Electronic Thesis and Dissertation Repository


Doctor of Philosophy




Sherry, David F.


Foraging bumblebees (Bombus impatiens) extract nectar and pollen from a wide variety of morphologically distinct flower species, referred to as flower handling. Bumblebees learn this behaviour and acquisition of multiple flower handling techniques is a demonstration of behavioural flexibility. The purpose of this thesis is to understand how bumblebees are able to forage flexibly. This research has three specific goals: (1) to identify the cognitive mechanisms that support flower handling learning, (2) to understand how bumblebees avoid interference costs between multiple handling techniques, and (3) to explore the relation between behavioural flexibility and the mushroom bodies of the bumblebee brain. To address the first two goals, I developed a laboratory model of flower handling. The model consisted of a tube with a plastic door insert that bumblebees moved to access a nectar reward. The door was designed to be similar to a flower petal that a bee would lift to access a nectary in a real flower. All bees demonstrated the same set of motor behaviours and showed improvement across trials by increasing the frequency with which they used the successful behaviour. The apparatus was then adapted to measure bees’ ability to switch between two handling tasks, representing two different flower morphologies.

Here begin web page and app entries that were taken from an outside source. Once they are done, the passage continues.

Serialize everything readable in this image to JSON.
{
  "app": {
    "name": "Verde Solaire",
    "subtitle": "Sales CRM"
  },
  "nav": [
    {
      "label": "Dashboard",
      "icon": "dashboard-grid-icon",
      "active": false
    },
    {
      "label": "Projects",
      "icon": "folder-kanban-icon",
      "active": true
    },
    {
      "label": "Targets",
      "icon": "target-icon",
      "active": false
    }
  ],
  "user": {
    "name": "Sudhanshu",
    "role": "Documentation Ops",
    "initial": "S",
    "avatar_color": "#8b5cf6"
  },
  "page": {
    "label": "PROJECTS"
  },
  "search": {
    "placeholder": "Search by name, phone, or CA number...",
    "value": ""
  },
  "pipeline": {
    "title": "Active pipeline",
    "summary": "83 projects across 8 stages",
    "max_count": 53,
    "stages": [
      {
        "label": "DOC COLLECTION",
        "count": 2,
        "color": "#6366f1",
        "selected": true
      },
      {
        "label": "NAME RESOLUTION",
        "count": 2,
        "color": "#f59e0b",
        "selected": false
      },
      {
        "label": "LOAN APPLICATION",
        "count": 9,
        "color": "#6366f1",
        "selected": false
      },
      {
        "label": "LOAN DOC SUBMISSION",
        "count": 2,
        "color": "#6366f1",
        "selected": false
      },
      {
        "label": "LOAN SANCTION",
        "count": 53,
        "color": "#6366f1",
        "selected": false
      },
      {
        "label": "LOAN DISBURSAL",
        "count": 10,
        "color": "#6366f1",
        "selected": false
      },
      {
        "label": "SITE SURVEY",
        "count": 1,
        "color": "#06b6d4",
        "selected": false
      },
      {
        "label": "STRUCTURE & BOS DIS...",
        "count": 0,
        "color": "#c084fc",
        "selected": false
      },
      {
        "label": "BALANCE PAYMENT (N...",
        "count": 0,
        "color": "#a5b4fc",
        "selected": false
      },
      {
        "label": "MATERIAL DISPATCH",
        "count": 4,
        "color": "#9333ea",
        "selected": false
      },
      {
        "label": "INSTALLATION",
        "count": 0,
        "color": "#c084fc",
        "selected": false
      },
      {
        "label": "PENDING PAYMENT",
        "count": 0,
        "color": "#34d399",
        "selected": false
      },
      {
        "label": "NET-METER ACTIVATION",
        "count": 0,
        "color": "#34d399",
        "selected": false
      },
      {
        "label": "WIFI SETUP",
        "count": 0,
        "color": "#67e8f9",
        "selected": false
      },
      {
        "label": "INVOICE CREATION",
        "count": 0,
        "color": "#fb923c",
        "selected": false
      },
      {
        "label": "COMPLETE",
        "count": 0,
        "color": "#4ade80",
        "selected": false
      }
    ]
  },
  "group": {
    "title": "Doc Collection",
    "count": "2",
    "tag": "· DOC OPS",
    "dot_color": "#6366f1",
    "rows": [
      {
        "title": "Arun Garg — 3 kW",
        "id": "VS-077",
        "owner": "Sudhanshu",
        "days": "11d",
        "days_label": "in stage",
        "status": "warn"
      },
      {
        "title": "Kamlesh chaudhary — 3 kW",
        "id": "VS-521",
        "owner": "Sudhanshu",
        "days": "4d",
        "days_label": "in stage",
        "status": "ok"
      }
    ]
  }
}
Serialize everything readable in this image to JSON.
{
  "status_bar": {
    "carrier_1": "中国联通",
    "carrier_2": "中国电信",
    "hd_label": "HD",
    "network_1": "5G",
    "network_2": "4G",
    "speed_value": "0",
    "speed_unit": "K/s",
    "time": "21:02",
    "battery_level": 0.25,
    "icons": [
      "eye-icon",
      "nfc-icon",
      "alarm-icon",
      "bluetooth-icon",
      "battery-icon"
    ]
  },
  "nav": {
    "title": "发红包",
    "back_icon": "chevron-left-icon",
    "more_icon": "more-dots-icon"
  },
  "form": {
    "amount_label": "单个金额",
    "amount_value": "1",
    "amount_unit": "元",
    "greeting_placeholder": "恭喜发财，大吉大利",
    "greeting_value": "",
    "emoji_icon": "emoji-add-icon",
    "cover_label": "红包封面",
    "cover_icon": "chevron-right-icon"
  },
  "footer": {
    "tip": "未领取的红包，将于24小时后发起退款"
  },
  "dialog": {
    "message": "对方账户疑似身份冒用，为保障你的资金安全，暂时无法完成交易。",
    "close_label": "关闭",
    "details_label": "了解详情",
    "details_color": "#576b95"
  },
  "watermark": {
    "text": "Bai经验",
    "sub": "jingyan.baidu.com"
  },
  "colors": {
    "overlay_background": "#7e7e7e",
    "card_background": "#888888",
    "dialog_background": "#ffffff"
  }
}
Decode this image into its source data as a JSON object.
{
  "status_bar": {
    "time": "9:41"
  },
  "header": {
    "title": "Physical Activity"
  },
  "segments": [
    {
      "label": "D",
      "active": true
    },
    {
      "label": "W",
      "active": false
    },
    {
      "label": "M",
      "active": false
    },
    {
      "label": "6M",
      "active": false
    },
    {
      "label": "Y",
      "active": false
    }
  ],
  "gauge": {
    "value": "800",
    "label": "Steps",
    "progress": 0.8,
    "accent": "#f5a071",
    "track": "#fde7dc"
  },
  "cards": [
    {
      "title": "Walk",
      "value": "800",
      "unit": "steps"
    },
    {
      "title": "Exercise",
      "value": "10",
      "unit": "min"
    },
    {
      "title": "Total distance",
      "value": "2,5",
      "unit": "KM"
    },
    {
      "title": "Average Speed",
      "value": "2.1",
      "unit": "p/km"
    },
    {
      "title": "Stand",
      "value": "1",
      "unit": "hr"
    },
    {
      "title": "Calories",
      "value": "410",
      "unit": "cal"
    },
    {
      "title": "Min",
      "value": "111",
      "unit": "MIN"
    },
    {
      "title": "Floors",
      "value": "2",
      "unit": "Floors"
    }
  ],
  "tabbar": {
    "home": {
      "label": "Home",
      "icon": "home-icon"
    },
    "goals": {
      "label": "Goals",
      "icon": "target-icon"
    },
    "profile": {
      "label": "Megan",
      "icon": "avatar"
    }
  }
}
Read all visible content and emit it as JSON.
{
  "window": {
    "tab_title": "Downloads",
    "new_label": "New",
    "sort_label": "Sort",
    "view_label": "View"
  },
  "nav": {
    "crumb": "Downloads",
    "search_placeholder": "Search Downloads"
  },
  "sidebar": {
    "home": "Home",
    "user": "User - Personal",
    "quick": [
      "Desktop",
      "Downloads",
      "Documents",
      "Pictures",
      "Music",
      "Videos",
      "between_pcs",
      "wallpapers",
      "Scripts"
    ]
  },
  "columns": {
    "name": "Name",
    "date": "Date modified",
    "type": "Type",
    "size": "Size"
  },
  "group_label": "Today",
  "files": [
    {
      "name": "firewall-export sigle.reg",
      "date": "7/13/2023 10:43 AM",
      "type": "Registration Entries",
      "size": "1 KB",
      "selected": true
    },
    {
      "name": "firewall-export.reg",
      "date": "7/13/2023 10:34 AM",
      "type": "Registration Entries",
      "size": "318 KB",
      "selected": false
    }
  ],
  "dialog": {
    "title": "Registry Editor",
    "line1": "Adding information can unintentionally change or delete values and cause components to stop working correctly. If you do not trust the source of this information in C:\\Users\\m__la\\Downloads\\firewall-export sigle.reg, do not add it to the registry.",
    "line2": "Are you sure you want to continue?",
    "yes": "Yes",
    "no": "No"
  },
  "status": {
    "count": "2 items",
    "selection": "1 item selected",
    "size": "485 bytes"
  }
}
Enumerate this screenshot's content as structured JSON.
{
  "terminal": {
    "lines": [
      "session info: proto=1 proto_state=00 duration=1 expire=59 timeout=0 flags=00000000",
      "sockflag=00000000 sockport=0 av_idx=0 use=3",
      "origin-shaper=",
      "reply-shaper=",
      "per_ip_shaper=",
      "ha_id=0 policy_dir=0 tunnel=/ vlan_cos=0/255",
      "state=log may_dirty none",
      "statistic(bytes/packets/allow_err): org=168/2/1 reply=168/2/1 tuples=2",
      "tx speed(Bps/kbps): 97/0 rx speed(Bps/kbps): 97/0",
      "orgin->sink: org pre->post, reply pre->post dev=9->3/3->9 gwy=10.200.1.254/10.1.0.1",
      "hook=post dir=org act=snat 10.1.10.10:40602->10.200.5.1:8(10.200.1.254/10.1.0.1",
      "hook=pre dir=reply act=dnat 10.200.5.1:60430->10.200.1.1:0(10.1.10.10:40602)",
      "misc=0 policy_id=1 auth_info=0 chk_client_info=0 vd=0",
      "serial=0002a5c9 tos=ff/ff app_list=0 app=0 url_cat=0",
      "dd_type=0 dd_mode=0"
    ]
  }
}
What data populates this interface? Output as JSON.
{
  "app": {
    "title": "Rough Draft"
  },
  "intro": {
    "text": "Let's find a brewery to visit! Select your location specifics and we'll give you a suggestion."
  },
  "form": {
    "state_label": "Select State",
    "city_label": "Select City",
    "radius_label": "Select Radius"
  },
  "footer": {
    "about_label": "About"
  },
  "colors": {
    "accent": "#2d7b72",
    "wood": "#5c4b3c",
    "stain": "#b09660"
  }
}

Two variations of the apparatus were used, each of which required a different innate motor pattern for successful removal of the door. Bees switched between the two tasks by changing only the frequency that they engaged in each successful motor behaviour. The role of the mushroom bodies in behavioural flexibility was examined by training bees on a measure of behavioural flexibility, reversal learning, and relating performance to volume of the mushroom bodies and their components. Performance on the reversal task did not correlate with mushroom body volume. My overall findings are that bumblebees use a combination of innate motor patterns and learned associations to forage on a variety of flower species and the flexibility of individual bumblebees is not related to individual variation in volume of the mushroom bodies and their components.